In my own classes, reluctant attention has recently focused on the realities of the over-sexualization of youth, and women and girls generally, in society. How prevalent are images of young girls (teens & twenties) in their underwear – or without – throughout the media? (Are you as tired of the viral Kim Kardashian as I am?) But giving this issue our sincere attention requires an uncomfortable shift of reality, and so many – including myself – do their best to stay quiet and turn the other way. There’s no need to revisit the profound implications that over-sexualization have on women and girls throughout the country, and the world. Eating disorders, body dysmorphia, body image obsession, insecurities, anxiety, inadequacies, sex trafficking and even hate crimes targeted at nonconforming homosexual individuals – all catalyzed by an extreme prevalence of “sex” in society, distorting the reality that sex [and sexuality] is intimacy – not an ego trip. Having the capacity to love and be intimate with another person is a gift, and an expression of equal exchange. It’s personal, it’s impactful, and it’s the basis of humanity. It’s easy, with the Victoria’s Secret fashion show fast approaching, to forget that this is reality. 

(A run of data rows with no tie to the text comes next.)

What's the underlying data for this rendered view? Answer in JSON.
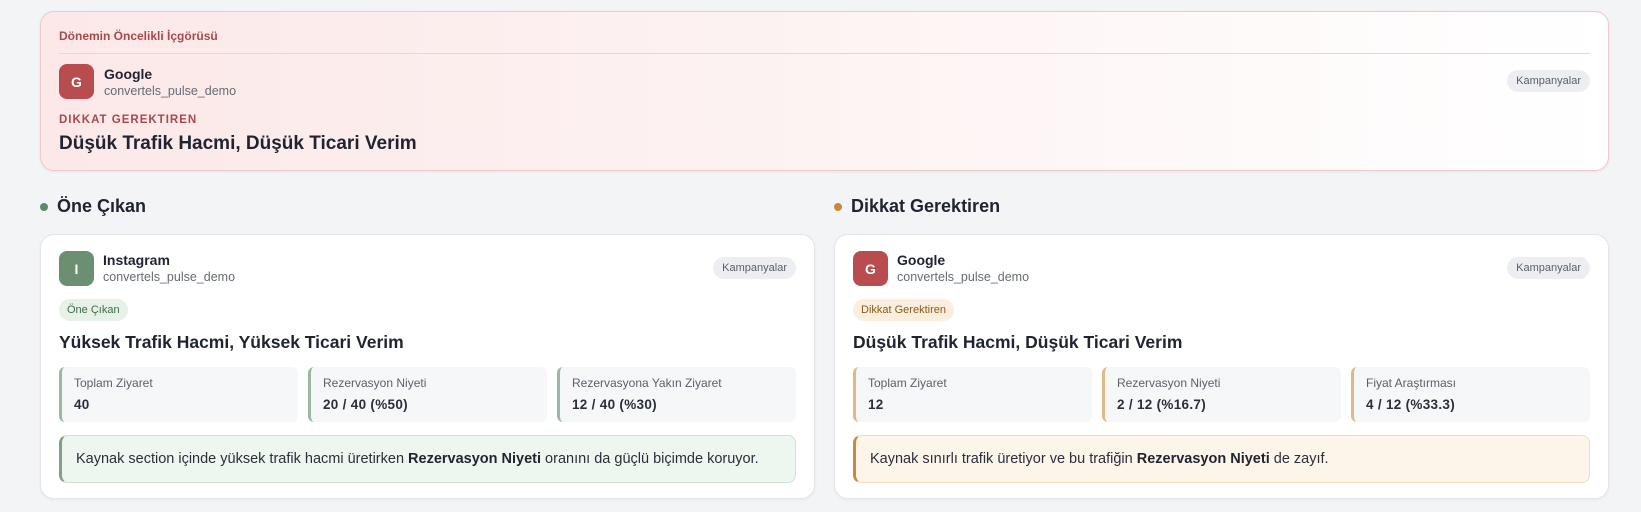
{
  "hero": {
    "title": "Dönemin Öncelikli İçgörüsü",
    "avatar_letter": "G",
    "source_name": "Google",
    "account": "convertels_pulse_demo",
    "tag": "Kampanyalar",
    "status": "DIKKAT GEREKTIREN",
    "headline": "Düşük Trafik Hacmi, Düşük Ticari Verim"
  },
  "sections": {
    "highlight": {
      "title": "Öne Çıkan",
      "card": {
        "avatar_letter": "I",
        "source_name": "Instagram",
        "account": "convertels_pulse_demo",
        "tag": "Kampanyalar",
        "badge": "Öne Çıkan",
        "headline": "Yüksek Trafik Hacmi, Yüksek Ticari Verim",
        "metrics": [
          {
            "label": "Toplam Ziyaret",
            "value": "40"
          },
          {
            "label": "Rezervasyon Niyeti",
            "value": "20 / 40 (%50)"
          },
          {
            "label": "Rezervasyona Yakın Ziyaret",
            "value": "12 / 40 (%30)"
          }
        ],
        "note": {
          "before": "Kaynak section içinde yüksek trafik hacmi üretirken ",
          "bold": "Rezervasyon Niyeti",
          "after": " oranını da güçlü biçimde koruyor."
        }
      }
    },
    "attention": {
      "title": "Dikkat Gerektiren",
      "card": {
        "avatar_letter": "G",
        "source_name": "Google",
        "account": "convertels_pulse_demo",
        "tag": "Kampanyalar",
        "badge": "Dikkat Gerektiren",
        "headline": "Düşük Trafik Hacmi, Düşük Ticari Verim",
        "metrics": [
          {
            "label": "Toplam Ziyaret",
            "value": "12"
          },
          {
            "label": "Rezervasyon Niyeti",
            "value": "2 / 12 (%16.7)"
          },
          {
            "label": "Fiyat Araştırması",
            "value": "4 / 12 (%33.3)"
          }
        ],
        "note": {
          "before": "Kaynak sınırlı trafik üretiyor ve bu trafiğin ",
          "bold": "Rezervasyon Niyeti",
          "after": " de zayıf."
        }
      }
    }
  },
  "colors": {
    "danger": "#a8494b",
    "google_avatar": "#b84c4e",
    "instagram_avatar": "#6c8f72",
    "highlight_dot": "#5d8a67",
    "attention_dot": "#c7893b"
  }
}
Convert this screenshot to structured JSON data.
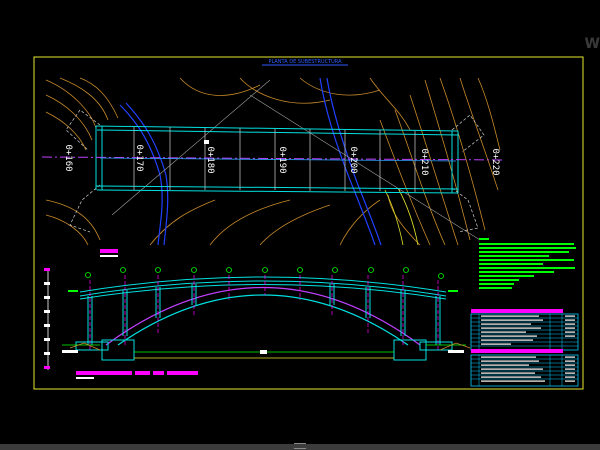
{
  "app": {
    "corner_text": "W"
  },
  "drawing": {
    "title": "PLANTA DE SUBESTRUCTURA",
    "stations": [
      "0+160",
      "0+170",
      "0+180",
      "0+190",
      "0+200",
      "0+210",
      "0+220"
    ],
    "colors": {
      "background": "#000000",
      "frame": "#e6e62e",
      "deck": "#00e0e0",
      "arch": "#c040ff",
      "contour": "#c88a2a",
      "river": "#2040ff",
      "note": "#00ff00",
      "magenta": "#ff00ff",
      "table": "#00c8ff"
    }
  }
}
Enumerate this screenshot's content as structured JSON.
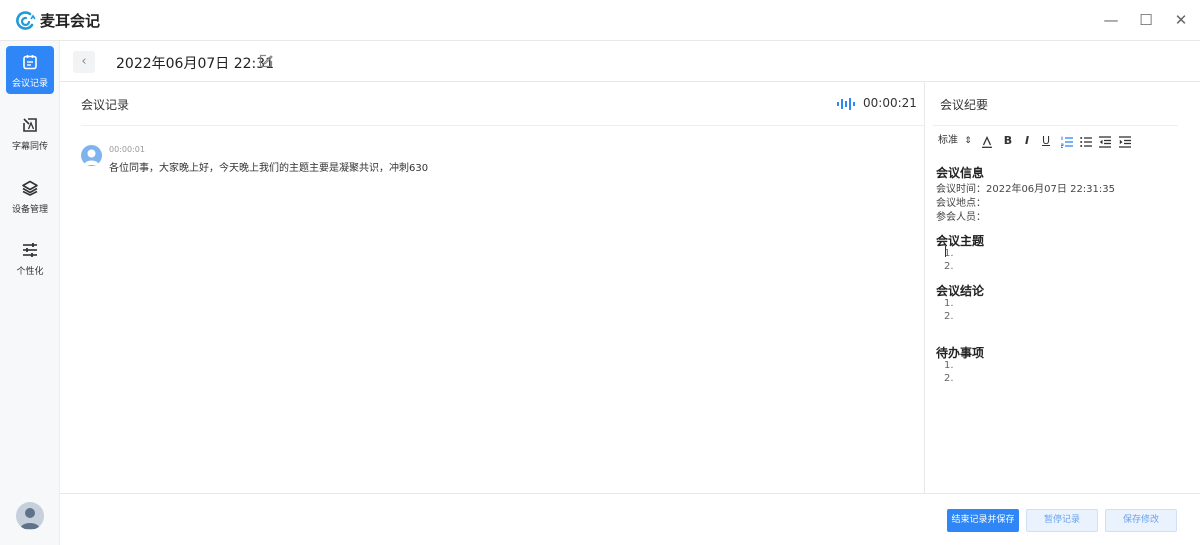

Mark’s parallel to the international vacancy of churches is meant to emphasize the necessity of individual spiritual life for the proliferation of humanity. He even goes so far as to say that the world depends on it. I take spirituality in my own heart to mean the active cultivation of a greater consciousness, founded in love and compassion towards oneself, one another, and our shared global community (the Earth and humanity). My church is my yoga mat. But no matter your definition or your vehicle, Mark attests that exploring your own sense of self and your own true nature is to experience intimacy, and promote creativity and creation. And, to experience direct intimacy with reality [in this way] is yoga – with, or without asana. (Although he and I highly encourage a daily home practice as a guaranteed vehicle toward exactly that. If you’re looking to create a home practice but aren’t sure where to start, contact me for help creating your own personal practice.)

In the midst of a non-stop graduate school schedule, the holiday season, and occasionally being all too aware of worldwide struggle and despair (sometimes all-to-close to home), I’ve found it helpful to go back to the notion that our purpose is intimacy. We can forget the rest. Because, if you can be intimate with life by being authentic, kind and present in every moment of your day, you’re contributing to the world in the best possible way. And, inevitably the goodness of the world will come back to you, more easily and with greater pleasure than you ever imagined. I guess, you could say in this way: Yoga is Peace.

Exploring your own comfortable definition of spirituality and creating a routine to express yourself through this light (be it yoga, attending church, simply sitting in quiet or your own personal practice) is the key to experiencing direct intimacy with life. And while it’s true – you get what you give – ultimately, getting intimate is what really makes life worth living.

Sending love and well wishes to your corner now & always,

Amy

Personal Photo: Playa Vista, CA